Germany’s annual inflation rate eased to 6.1 percent, down from 7.2 percent in April, the federal statistics office Destatis said in preliminary figures.
Analysts surveyed by FactSet had expected a May reading of 6.4 percent, meaning that cost of living in Germany went up again, but by a little less than originally expected.
The drop was partly down to the comparison with May 2022, when energy prices soared in the wake of Russia’s invasion of Ukraine.
Energy prices have come down from their peaks in recent months, helped by government relief measures to cushion the impact on consumers and businesses.
Food prices, however, continued to show “above average growth” in May compared with a year earlier, Destatis said. While inflation has seen increases of nearly ten percent some months since the invasion, the prices for key food items, such as meat, eggs, or butter – have gone up by much more.

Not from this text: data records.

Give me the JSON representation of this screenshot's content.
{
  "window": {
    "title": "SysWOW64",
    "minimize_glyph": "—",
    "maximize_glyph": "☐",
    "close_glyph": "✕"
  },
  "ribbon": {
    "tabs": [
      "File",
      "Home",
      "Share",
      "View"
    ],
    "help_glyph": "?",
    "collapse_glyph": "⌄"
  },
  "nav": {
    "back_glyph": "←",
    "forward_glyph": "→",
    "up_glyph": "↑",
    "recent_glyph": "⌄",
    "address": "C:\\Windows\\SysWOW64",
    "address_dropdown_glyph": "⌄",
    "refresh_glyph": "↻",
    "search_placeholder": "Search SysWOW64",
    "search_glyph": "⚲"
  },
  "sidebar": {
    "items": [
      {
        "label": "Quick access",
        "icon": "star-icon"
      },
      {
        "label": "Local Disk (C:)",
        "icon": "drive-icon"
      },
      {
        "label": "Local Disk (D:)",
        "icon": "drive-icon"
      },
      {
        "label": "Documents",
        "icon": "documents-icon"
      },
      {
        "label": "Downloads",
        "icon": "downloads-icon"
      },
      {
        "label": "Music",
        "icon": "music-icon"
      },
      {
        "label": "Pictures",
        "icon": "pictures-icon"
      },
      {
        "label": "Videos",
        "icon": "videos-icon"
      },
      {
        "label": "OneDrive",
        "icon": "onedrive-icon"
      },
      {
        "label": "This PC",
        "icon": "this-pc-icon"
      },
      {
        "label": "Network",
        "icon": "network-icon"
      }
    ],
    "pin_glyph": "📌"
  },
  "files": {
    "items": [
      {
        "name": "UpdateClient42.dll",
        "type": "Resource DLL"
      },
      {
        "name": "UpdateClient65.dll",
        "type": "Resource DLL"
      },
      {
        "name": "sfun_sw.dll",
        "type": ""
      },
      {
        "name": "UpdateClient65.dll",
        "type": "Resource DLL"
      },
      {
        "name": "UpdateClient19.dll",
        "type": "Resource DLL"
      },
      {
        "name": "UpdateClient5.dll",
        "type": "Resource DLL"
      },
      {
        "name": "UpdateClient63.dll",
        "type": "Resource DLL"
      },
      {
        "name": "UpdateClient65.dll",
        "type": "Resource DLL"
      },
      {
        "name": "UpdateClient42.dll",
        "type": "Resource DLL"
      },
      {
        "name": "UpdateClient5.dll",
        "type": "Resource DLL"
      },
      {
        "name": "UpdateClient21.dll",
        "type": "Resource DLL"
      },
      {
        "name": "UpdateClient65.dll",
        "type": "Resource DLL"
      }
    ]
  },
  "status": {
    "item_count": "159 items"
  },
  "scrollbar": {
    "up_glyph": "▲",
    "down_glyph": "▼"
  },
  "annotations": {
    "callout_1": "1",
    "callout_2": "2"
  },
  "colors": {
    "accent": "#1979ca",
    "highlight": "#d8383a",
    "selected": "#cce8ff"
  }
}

Increases for these goods have broken 20 percent in many cases.
Prices in the service sector also cooled this month, “probably due in part to the introduction of the Germany ticket”, Destatis said, referring to the new public transport card allowing unlimited travel across Germany for 49 euros a month.
“The significant drop in the German inflation rate” brings “some relief”, said KfW chief economist Fritzi Koehler-Geib.
“But there is still a long way to go,” she said, before inflation reaches the European Central Bank’s two-percent target.
The ECB has hiked interest rates by an unprecedented 3.75 percentage points since last July in an attempt to bring down rapidly rising consumer prices.
ECB vice-president Luis de Guindos earlier on Wednesday welcomed “positive” inflation data out of key eurozone economies recently, but he too warned that the battle against high prices was not over.
“The data that we have received yesterday and today is positive, it’s a decline in headline inflation,” de Guindos told reporters.
“But I would not say that the victory is there,” he said.
“We are on a correct trajectory and we have to look very carefully at the evolution of core inflation” which excludes volatile food and energy prices, he added.